Nanda, grandson of former Navy chief S.M. Nanda, allegedly in an inebriated state is accused of mowing down seven people with his high speeding BMW car on January 10, 1999.

Six persons died on the spot while one survived. Three were police constables.

Nanda, then a 19-year-old student of a top B school in USA, had come here on a vacation. He was arrested soon after the incident, following which he spent nine months in jail. He is facing charges of culpable homicide not amounting to murder and rash and negligent driving.

Nanda’s friend Manik Kapoor who too was allegedly present in the car is also facing trial other than businessman Rajiv Gupta and his two servants who are accused of destruction of evidence.
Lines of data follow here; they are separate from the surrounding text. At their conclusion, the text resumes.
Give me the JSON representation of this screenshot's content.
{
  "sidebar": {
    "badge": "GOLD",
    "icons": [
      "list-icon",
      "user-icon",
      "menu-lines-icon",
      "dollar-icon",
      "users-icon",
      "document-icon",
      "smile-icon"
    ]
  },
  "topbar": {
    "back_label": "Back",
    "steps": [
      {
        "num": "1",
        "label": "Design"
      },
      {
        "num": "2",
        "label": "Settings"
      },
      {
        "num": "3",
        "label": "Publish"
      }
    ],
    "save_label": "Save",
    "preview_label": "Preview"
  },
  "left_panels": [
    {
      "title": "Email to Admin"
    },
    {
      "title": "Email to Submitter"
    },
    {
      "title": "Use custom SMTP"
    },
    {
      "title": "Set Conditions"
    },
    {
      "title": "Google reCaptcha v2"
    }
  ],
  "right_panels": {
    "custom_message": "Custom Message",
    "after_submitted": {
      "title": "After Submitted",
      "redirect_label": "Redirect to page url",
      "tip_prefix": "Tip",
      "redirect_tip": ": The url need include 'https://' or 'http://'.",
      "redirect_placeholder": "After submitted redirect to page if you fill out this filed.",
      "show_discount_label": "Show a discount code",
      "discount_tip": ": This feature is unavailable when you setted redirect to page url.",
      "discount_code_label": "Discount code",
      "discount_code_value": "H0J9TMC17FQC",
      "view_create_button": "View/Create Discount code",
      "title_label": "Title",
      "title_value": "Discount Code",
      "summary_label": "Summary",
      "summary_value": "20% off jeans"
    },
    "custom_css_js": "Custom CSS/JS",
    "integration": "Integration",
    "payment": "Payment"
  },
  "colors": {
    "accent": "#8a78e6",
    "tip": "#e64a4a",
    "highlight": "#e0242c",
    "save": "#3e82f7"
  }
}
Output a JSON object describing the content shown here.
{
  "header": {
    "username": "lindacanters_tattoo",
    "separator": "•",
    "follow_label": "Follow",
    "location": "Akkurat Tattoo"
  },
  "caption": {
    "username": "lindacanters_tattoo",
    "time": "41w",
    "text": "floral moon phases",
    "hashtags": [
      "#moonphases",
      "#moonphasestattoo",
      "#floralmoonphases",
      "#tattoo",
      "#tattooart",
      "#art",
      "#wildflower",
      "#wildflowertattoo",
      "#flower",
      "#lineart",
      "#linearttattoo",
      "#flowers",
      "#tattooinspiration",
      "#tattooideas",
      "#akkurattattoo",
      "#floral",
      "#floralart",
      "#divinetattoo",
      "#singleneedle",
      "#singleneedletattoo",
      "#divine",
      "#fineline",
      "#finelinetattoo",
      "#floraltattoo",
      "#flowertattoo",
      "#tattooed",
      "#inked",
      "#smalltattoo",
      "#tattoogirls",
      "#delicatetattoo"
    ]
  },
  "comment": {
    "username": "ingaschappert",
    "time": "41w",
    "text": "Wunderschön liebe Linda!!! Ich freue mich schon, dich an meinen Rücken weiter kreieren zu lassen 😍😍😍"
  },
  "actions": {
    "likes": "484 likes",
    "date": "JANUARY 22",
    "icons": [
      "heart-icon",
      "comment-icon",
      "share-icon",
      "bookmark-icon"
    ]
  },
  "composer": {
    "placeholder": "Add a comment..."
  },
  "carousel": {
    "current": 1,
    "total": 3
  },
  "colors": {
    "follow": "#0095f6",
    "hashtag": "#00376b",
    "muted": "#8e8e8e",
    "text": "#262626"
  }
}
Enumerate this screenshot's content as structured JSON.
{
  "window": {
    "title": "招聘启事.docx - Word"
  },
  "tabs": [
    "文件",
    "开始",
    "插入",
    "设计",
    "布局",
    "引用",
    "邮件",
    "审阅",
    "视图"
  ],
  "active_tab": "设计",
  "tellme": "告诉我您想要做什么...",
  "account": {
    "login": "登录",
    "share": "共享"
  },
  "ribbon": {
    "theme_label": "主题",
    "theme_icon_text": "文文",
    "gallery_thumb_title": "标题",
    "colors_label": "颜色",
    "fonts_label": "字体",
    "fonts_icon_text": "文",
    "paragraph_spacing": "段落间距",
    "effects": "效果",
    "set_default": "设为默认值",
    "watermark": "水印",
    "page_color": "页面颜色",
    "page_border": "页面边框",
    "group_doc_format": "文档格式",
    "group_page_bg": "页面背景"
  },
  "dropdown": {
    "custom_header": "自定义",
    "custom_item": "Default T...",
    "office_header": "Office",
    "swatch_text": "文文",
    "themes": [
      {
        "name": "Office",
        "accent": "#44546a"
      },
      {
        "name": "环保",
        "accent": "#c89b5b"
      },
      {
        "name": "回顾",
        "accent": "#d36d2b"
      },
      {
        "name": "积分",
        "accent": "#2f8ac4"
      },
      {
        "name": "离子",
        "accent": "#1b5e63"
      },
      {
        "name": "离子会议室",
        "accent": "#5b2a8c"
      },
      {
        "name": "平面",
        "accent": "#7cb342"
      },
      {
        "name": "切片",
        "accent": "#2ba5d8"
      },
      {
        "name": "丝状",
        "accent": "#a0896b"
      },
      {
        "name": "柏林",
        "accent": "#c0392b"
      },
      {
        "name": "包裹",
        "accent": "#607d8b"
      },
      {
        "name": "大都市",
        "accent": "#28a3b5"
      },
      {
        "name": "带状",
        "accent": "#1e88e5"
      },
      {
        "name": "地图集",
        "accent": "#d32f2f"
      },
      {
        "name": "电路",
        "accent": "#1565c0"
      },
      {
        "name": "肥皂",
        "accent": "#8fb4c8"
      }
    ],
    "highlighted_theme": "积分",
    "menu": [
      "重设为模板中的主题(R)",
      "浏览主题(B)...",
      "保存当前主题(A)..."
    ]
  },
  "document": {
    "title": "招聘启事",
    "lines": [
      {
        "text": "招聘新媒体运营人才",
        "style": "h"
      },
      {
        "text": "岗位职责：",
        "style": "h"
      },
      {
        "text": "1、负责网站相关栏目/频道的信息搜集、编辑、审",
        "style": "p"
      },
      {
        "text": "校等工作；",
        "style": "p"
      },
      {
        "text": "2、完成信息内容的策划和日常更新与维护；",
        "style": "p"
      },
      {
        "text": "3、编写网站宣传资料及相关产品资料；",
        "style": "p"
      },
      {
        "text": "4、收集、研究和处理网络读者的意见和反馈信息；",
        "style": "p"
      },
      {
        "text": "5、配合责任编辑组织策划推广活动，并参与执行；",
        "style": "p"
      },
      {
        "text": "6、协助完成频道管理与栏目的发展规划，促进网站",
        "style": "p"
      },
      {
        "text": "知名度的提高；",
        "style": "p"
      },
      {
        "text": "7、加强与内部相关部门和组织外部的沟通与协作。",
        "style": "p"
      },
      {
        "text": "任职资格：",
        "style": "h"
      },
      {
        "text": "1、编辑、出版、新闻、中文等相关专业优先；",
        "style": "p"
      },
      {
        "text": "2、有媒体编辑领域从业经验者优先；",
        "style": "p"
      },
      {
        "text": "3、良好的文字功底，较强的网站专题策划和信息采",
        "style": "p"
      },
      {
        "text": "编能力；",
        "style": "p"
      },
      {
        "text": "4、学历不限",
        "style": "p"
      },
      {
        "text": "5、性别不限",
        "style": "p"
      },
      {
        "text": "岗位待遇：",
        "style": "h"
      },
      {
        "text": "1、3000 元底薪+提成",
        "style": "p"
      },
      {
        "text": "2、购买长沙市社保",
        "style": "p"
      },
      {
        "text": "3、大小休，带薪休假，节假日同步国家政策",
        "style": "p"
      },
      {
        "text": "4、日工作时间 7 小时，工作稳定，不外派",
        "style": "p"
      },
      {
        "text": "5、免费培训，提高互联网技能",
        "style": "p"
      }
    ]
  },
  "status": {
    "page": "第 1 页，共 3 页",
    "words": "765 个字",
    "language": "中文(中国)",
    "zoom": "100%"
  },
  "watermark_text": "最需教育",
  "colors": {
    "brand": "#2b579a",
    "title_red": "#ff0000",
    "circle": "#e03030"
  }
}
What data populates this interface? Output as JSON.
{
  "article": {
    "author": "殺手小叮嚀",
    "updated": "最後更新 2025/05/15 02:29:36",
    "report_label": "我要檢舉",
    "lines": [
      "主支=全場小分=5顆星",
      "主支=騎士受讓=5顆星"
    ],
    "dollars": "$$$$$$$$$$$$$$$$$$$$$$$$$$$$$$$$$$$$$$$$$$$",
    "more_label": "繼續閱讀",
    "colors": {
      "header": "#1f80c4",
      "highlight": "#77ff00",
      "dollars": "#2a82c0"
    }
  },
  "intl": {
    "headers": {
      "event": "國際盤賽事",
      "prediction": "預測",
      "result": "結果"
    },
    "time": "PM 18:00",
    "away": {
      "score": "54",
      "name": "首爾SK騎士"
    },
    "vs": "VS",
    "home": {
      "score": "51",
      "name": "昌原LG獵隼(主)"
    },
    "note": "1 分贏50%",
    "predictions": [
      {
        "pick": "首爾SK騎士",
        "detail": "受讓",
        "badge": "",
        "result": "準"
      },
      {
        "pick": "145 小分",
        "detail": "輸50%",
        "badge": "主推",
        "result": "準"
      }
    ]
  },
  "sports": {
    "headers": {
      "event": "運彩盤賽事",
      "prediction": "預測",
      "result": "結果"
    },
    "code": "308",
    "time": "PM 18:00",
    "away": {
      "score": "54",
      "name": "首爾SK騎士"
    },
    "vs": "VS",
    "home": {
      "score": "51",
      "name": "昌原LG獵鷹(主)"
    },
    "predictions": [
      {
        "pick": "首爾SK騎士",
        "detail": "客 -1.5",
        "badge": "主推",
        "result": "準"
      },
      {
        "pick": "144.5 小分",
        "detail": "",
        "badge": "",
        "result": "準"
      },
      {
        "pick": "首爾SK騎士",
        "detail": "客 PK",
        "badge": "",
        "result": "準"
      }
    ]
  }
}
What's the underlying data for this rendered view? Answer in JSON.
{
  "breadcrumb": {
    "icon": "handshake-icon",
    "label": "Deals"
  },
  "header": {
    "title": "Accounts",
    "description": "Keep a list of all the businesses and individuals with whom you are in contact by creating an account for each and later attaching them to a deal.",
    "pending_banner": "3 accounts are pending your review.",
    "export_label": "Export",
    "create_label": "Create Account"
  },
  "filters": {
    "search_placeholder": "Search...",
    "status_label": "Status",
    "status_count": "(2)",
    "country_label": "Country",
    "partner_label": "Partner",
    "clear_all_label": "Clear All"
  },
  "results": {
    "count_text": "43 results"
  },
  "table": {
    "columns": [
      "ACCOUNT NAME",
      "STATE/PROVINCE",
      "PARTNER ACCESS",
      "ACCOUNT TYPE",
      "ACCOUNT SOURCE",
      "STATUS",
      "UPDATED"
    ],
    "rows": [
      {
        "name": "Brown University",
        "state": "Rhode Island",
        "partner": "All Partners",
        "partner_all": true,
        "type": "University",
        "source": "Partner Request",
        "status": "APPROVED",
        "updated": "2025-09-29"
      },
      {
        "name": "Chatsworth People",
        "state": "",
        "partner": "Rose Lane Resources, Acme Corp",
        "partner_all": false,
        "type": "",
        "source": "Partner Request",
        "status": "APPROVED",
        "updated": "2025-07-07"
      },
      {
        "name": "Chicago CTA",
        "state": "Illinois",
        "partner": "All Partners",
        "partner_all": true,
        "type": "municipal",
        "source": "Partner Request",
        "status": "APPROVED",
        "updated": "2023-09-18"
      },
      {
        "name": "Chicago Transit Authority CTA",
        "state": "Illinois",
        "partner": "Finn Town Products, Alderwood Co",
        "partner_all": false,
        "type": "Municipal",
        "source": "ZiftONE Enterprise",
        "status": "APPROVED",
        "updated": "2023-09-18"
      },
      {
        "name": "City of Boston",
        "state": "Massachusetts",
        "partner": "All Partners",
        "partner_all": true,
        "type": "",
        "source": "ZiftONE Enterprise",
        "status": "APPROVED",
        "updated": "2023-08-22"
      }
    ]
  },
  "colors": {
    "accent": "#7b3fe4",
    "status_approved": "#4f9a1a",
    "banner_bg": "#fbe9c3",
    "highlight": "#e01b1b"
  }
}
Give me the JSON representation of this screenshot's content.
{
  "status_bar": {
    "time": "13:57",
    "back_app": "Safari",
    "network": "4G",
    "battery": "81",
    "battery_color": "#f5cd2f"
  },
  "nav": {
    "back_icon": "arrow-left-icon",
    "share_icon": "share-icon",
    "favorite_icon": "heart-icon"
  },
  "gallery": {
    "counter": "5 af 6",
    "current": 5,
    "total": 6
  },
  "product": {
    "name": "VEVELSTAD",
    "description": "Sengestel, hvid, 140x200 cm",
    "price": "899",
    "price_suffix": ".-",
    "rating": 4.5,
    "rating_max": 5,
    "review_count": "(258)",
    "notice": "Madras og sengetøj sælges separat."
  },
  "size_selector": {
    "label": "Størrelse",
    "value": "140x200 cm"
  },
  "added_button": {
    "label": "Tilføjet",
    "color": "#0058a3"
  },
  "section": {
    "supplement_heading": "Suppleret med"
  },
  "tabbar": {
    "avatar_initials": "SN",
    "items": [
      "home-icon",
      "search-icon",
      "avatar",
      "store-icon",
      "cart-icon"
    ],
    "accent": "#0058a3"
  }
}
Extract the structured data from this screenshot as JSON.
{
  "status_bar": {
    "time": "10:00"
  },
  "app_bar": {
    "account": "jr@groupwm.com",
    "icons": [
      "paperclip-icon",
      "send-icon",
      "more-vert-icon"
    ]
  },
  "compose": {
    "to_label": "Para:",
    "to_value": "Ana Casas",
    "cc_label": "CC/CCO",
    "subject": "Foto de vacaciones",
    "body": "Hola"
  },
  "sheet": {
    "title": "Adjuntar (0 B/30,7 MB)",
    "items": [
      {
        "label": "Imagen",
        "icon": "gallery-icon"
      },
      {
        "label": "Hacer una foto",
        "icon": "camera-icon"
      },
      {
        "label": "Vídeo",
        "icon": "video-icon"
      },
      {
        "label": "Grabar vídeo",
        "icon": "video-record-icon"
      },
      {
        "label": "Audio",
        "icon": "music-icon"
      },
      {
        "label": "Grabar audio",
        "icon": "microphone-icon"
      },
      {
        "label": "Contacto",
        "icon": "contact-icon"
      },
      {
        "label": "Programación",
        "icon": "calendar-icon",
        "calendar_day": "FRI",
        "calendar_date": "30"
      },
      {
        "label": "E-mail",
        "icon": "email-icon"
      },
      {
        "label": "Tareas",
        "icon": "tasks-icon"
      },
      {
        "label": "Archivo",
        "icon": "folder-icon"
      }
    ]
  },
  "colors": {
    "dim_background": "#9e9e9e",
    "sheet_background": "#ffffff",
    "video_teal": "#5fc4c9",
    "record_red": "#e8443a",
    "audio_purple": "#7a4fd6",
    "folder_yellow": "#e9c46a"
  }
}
The prosecution in the case is largely dependent on a controversial witness Sunil Kulkarni. He is the only witness so far to have identified Nanda in the court as one of the occupants of a “black car” that allegedly mowed down seven people. He has, however, only confirmed his presence in the car and not on the driving seat.

Interestingly, the prosecution had dropped this witness earlier on finding him “unreliable”. He was re-called by court in March 2007. According to Additional Sessions Judge Vinod Kumar, “there was no evidence against Nanda until Kulkarni deposed”.

He is also the man behind the “sting” that has landed two advocates — R.K. Anand and I.U. Khan — in trouble.

The other two witnesses, a survivor of the accident — Manoj Malik — and a petrol pump employee were declared hostile. Malik’s testimony had been a major shock for the prosecution. He had told the court that it was “a truck-like” vehicle that had hit him on the fateful night.

Petrol pump employee Harishankar was one of the first persons to reach the spot and also to inform the police. He too was declared a hostile witness after he told the court that he did not see anything.

The prosecution also has a few forensic evidences like Nanda’s blood samples and a video of the car involved in the accident. It has also been able to prove that the car belonged to Nanda.